In mid-July, the Delaware Senate passed a bill which, among other things, amends the code related to decedents' estates, fiduciary relations and property with a new provision that states that when making an investment decision a fiduciary may take into account the needs of the beneficiaries "as well as the beneficiaries’ personal values, including the beneficiaries’ desire to engage in sustainable investing strategies that align with the beneficiaries’ social, environmental, governance or other values or beliefs of the beneficiaries."
Additionally, the Delaware Certification of Adoption of Transparency and Sustainability Standards Act was signed by the Governor at the end of June and will become effective October 1, 2018. This piece from Harvard Law School describes the act that makes it possible for companies to seek a sustainability certificate.
"In recognition of the increasing calls from investors, customers and clients for greater transparency in sustainability practices, the Act provides Delaware entities a verifiable means of demonstrating to their constituents that they are committed to sustainability.”
The certification process is completely voluntary and flexible in keeping with Delaware’s history as a business friendly state, but it is required that standards and assessments used are made publicly available and approved by the governing body of the company.

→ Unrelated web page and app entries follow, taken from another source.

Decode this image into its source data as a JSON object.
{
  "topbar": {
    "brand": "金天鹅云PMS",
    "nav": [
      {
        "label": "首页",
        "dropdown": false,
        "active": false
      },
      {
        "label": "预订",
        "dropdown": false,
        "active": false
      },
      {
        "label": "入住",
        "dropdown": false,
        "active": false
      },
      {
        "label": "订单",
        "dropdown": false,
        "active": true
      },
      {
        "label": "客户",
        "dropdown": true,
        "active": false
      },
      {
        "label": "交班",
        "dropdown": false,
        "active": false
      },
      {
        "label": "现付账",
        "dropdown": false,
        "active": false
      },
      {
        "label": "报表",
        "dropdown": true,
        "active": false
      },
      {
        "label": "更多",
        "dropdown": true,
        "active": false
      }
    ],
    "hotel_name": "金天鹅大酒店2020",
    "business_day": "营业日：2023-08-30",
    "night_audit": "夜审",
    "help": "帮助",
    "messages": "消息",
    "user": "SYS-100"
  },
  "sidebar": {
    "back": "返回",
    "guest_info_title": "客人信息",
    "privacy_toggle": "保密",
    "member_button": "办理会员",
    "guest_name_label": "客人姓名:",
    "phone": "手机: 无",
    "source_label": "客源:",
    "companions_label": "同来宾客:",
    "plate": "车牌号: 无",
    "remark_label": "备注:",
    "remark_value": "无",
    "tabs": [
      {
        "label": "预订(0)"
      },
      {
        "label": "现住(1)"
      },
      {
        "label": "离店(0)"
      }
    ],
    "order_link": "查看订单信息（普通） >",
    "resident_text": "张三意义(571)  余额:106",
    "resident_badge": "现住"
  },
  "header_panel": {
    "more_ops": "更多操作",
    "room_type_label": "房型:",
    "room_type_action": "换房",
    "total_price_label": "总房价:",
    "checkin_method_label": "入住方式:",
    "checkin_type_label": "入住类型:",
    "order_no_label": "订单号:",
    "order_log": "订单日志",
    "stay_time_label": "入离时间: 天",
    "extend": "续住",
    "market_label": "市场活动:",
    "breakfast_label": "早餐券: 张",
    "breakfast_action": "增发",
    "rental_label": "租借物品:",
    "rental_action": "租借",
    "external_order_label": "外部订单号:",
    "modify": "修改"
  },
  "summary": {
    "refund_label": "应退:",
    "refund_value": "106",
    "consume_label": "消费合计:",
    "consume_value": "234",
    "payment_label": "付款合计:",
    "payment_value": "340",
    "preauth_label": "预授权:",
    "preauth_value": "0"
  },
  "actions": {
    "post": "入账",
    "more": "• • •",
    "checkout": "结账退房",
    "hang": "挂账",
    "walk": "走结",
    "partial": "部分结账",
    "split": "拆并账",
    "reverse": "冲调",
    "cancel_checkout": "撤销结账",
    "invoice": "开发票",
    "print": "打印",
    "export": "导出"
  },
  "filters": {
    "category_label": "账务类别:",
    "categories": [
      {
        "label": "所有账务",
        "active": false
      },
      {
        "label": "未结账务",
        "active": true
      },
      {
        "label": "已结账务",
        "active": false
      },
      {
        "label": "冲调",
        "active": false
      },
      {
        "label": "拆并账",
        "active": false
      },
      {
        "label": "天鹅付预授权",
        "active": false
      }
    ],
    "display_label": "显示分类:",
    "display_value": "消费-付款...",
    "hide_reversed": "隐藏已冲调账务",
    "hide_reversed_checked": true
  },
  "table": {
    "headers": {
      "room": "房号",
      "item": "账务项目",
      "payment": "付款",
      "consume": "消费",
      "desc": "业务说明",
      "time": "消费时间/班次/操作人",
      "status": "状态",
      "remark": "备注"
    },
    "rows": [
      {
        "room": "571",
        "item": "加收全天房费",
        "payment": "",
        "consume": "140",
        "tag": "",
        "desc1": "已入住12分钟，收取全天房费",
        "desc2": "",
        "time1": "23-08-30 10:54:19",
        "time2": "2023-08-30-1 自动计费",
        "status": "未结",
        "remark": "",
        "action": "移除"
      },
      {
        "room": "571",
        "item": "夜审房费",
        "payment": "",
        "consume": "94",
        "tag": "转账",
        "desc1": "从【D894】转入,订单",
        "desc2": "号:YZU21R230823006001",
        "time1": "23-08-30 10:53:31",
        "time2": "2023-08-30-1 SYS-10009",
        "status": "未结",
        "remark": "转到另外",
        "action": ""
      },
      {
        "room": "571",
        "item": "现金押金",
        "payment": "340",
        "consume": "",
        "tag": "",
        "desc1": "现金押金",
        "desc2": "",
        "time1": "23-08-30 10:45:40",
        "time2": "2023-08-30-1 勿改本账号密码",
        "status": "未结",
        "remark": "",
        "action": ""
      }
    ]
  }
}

"The Weinberg Center will receive a grant from IRRCi in excess of $1 million as part of the successor. With these funds, the Weinberg Center will materially expand its environmental, social, corporate governance and capital market research, and also maintain the full IRRCi research library so that more than 75 research reports remain publicly available at no cost. The Weinberg Center also will continue to fund and manage the annual IRRCi Investor Research Award that recognizes outstanding practitioner and academic research."